    You have to consider that he's not your average dog and that he's fucked up because of something to bring realism back.

    So OP is right about Sam not being a normal dog, and the answer is that he was most probably not a normal dog. That happens.

    Some people reply with logical explanations and good arguments, but those who go "zombies are not realistic so nothing needs to be realistic" are completely wrong.

    Rizefall posted: »

    "The general view among writers of fantasy and science fiction is that for every implausible premise, you are obliged to counter-bal

  • edited December 2013

    I hate people like you who talk about realism within video games. If games were real this game wouldn't exist and many others wouldn't either.

  • what

    RobSolo posted: »

    I hate people like you who talk about realism within video games. If games were real this game wouldn't exist and many others wouldn't either.

  • For me that scene was realistic because in a way that happened to me.,When i was little about 8 or 9 i was visting my grandparent for thanksgiving and i was out side eating some food and the neighbors dog attacked me and bit me on the arm that i was holding the food in. I was not starving, teasing or even playing with the dog and neither was the dog starving but that dog attacked me for the food i was eating and in order to get the dog off me the owner cracked him once over the head with a bumper from the car he was working on. So yeah for some that is not realistic but hell that happened to me and the dog wasn't even starving or living in a bad way. So before anyone say's that bull shit i still have the bite mark on my arm and i can take a pic and post but thats to much. So for me that scene could happen and was realistic enough for me not to call bs,google or speak to dog specialist . Because i had that experience

  • Did he whimper and beg like a nice little doggy before he attacked you?

    Saylenia posted: »

    For me that scene was realistic because in a way that happened to me.,When i was little about 8 or 9 i was visting my grandparent fo

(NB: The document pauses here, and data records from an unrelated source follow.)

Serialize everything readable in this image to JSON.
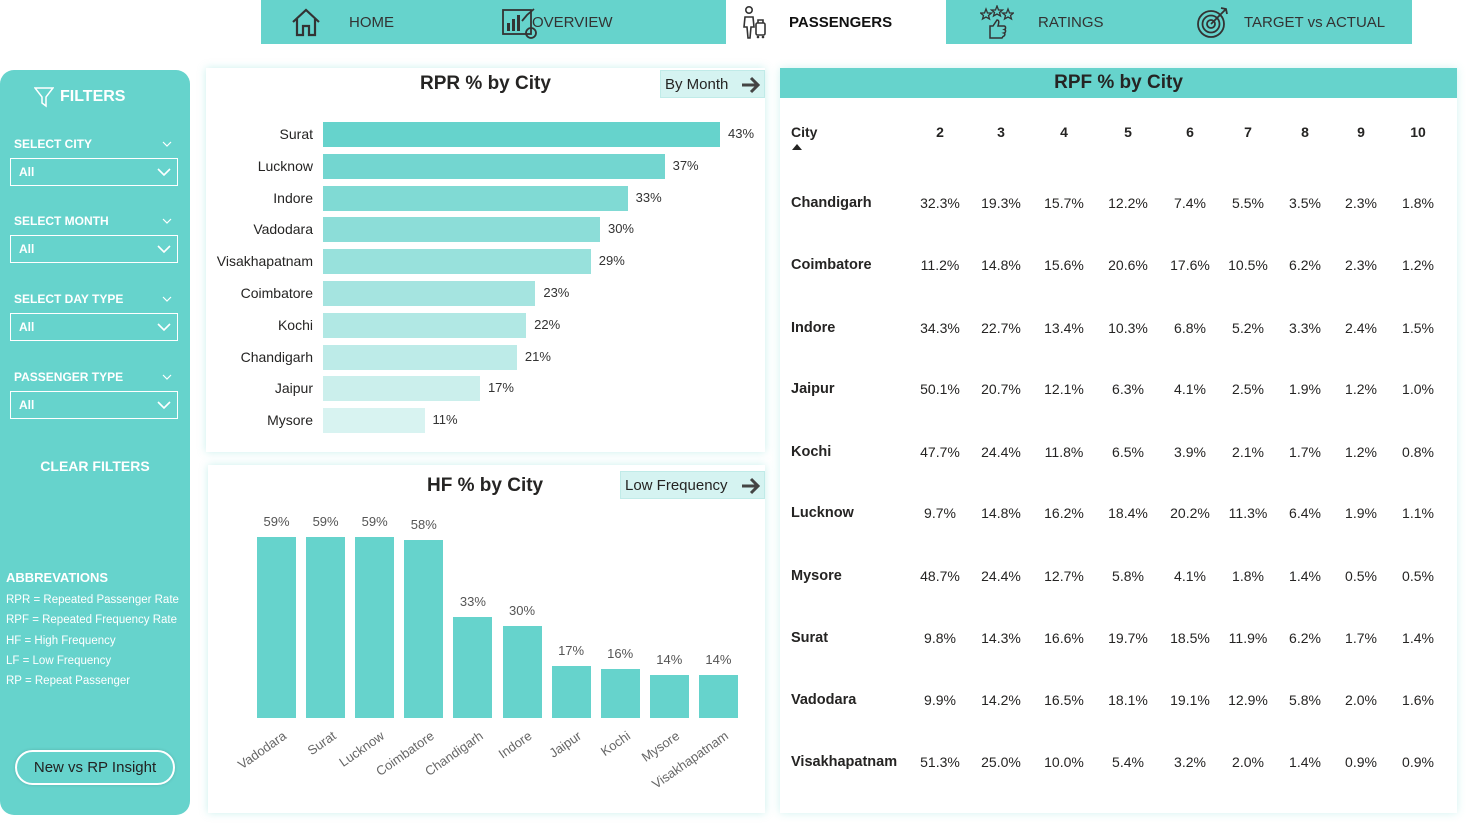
{
  "nav": {
    "tabs": [
      {
        "label": "HOME",
        "icon": "home-icon",
        "active": false
      },
      {
        "label": "OVERVIEW",
        "icon": "dashboard-icon",
        "active": false
      },
      {
        "label": "PASSENGERS",
        "icon": "passengers-icon",
        "active": true
      },
      {
        "label": "RATINGS",
        "icon": "rating-stars-icon",
        "active": false
      },
      {
        "label": "TARGET vs ACTUAL",
        "icon": "target-icon",
        "active": false
      }
    ]
  },
  "sidebar": {
    "title": "FILTERS",
    "filters": [
      {
        "label": "SELECT CITY",
        "value": "All"
      },
      {
        "label": "SELECT MONTH",
        "value": "All"
      },
      {
        "label": "SELECT DAY TYPE",
        "value": "All"
      },
      {
        "label": "PASSENGER TYPE",
        "value": "All"
      }
    ],
    "clear_label": "CLEAR FILTERS",
    "abbrev_title": "ABBREVATIONS",
    "abbreviations": [
      "RPR = Repeated Passenger Rate",
      "RPF = Repeated Frequency Rate",
      "HF = High Frequency",
      "LF = Low Frequency",
      "RP = Repeat Passenger"
    ],
    "insight_button": "New vs RP Insight"
  },
  "colors": {
    "accent": "#66d3cc",
    "toggle_bg": "#d5f3f1"
  },
  "rpr": {
    "toggle_label": "By Month",
    "chart_data": {
      "type": "bar",
      "orientation": "horizontal",
      "title": "RPR % by City",
      "categories": [
        "Surat",
        "Lucknow",
        "Indore",
        "Vadodara",
        "Visakhapatnam",
        "Coimbatore",
        "Kochi",
        "Chandigarh",
        "Jaipur",
        "Mysore"
      ],
      "values": [
        43,
        37,
        33,
        30,
        29,
        23,
        22,
        21,
        17,
        11
      ],
      "labels": [
        "43%",
        "37%",
        "33%",
        "30%",
        "29%",
        "23%",
        "22%",
        "21%",
        "17%",
        "11%"
      ],
      "xlim": [
        0,
        43
      ]
    }
  },
  "hf": {
    "toggle_label": "Low Frequency",
    "chart_data": {
      "type": "bar",
      "title": "HF % by City",
      "categories": [
        "Vadodara",
        "Surat",
        "Lucknow",
        "Coimbatore",
        "Chandigarh",
        "Indore",
        "Jaipur",
        "Kochi",
        "Mysore",
        "Visakhapatnam"
      ],
      "values": [
        59,
        59,
        59,
        58,
        33,
        30,
        17,
        16,
        14,
        14
      ],
      "labels": [
        "59%",
        "59%",
        "59%",
        "58%",
        "33%",
        "30%",
        "17%",
        "16%",
        "14%",
        "14%"
      ],
      "ylim": [
        0,
        59
      ]
    }
  },
  "rpf": {
    "title": "RPF % by City",
    "city_header": "City",
    "columns": [
      "2",
      "3",
      "4",
      "5",
      "6",
      "7",
      "8",
      "9",
      "10"
    ],
    "rows": [
      {
        "city": "Chandigarh",
        "values": [
          "32.3%",
          "19.3%",
          "15.7%",
          "12.2%",
          "7.4%",
          "5.5%",
          "3.5%",
          "2.3%",
          "1.8%"
        ]
      },
      {
        "city": "Coimbatore",
        "values": [
          "11.2%",
          "14.8%",
          "15.6%",
          "20.6%",
          "17.6%",
          "10.5%",
          "6.2%",
          "2.3%",
          "1.2%"
        ]
      },
      {
        "city": "Indore",
        "values": [
          "34.3%",
          "22.7%",
          "13.4%",
          "10.3%",
          "6.8%",
          "5.2%",
          "3.3%",
          "2.4%",
          "1.5%"
        ]
      },
      {
        "city": "Jaipur",
        "values": [
          "50.1%",
          "20.7%",
          "12.1%",
          "6.3%",
          "4.1%",
          "2.5%",
          "1.9%",
          "1.2%",
          "1.0%"
        ]
      },
      {
        "city": "Kochi",
        "values": [
          "47.7%",
          "24.4%",
          "11.8%",
          "6.5%",
          "3.9%",
          "2.1%",
          "1.7%",
          "1.2%",
          "0.8%"
        ]
      },
      {
        "city": "Lucknow",
        "values": [
          "9.7%",
          "14.8%",
          "16.2%",
          "18.4%",
          "20.2%",
          "11.3%",
          "6.4%",
          "1.9%",
          "1.1%"
        ]
      },
      {
        "city": "Mysore",
        "values": [
          "48.7%",
          "24.4%",
          "12.7%",
          "5.8%",
          "4.1%",
          "1.8%",
          "1.4%",
          "0.5%",
          "0.5%"
        ]
      },
      {
        "city": "Surat",
        "values": [
          "9.8%",
          "14.3%",
          "16.6%",
          "19.7%",
          "18.5%",
          "11.9%",
          "6.2%",
          "1.7%",
          "1.4%"
        ]
      },
      {
        "city": "Vadodara",
        "values": [
          "9.9%",
          "14.2%",
          "16.5%",
          "18.1%",
          "19.1%",
          "12.9%",
          "5.8%",
          "2.0%",
          "1.6%"
        ]
      },
      {
        "city": "Visakhapatnam",
        "values": [
          "51.3%",
          "25.0%",
          "10.0%",
          "5.4%",
          "3.2%",
          "2.0%",
          "1.4%",
          "0.9%",
          "0.9%"
        ]
      }
    ]
  }
}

  • edited December 2013

    That i don't remember i was 8 or 9..I am 32 years old now lol

    dlux_ posted: »

    Did he whimper and beg like a nice little doggy before he attacked you?

  • hmm not realistic? and a zombie apocalypse is?

This discussion has been closed.